This hardy breed is active and a frugal eater. It is quite unusual for them to go broody. Be aware that many so-called Cream Legbars do not fulfil the breed standard because they have lost the dilute cream gene. 


  • Initially, Cream Legbars were made by accident when Michael Pease was trying to improve Gold Legbars by crossing some hens with a White Leghorn cock, creating cream birds.
  • Professor Punnett had some blue egg-laying Cream Araucanas and they were mated with Pease’s birds, very much in the spirit of simple scientific curiosity, producing the breed we know.
  • They were standardised in 1958 but nearly died out in 1970s due to no demand for blue eggs.
  • The breed was rescued by the Wernless Collection and David Applegarth.
  • In the 1980s blue shelled eggs began to attract consumers enough to be a commercial proposition.


  • Cream Legbars are a slender, elegant breed
  • Males have cream neck and saddle and grey chest, legs and wings and have barred (striped) feathering.
  • Females have cream necks, salmon chests and grey barred bodies as well as a small feathered crest behind the comb. 


Depending on the strain around 180-200 blue, green or olive coloured eggs are laid in a year.
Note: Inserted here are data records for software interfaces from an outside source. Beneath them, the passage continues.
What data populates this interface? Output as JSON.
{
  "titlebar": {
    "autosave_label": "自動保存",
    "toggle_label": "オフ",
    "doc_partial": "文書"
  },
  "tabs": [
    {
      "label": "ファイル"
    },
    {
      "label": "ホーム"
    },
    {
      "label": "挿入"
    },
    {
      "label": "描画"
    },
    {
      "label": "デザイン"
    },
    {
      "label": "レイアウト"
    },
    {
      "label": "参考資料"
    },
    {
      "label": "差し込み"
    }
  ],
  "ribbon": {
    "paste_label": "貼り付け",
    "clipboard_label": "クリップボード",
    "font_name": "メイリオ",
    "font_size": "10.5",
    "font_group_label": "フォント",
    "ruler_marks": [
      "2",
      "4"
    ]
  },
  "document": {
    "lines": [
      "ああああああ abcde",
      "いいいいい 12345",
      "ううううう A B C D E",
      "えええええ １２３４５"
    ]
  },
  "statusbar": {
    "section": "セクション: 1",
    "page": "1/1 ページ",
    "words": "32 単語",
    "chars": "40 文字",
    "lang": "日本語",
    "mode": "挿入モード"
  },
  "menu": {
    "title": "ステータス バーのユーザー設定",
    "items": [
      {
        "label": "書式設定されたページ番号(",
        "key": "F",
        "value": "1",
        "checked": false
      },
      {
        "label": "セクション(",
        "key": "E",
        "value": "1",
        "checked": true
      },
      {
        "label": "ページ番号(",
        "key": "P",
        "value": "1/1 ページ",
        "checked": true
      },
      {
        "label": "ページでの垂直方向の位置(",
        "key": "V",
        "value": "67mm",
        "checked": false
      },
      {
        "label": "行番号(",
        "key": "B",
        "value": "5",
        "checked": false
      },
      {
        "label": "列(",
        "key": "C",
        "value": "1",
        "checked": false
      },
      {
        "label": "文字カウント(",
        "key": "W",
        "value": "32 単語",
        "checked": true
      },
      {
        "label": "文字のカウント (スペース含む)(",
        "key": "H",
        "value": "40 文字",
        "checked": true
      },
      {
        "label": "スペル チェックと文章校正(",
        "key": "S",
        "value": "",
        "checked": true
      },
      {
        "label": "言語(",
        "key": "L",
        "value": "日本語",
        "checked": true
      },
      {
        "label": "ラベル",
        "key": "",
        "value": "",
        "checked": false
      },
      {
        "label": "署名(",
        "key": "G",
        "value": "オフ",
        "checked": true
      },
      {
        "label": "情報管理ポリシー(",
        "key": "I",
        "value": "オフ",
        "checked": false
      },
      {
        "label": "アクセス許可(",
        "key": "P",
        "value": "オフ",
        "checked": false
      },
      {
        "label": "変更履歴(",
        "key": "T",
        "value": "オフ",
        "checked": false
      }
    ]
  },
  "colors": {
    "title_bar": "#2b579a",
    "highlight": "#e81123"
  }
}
Their blue/green/olive eggs are much in demand.

Did you know?

Cream Legbars an an auto-sexing breed. When chicks hatch, females have very distinct dark and light stripes down their body whereas males are lighter all over with a distinct yellow spot on their heads. This allows breeders to be more efficient and not raise unwanted males.

Breed Societies

Rare Poultry Society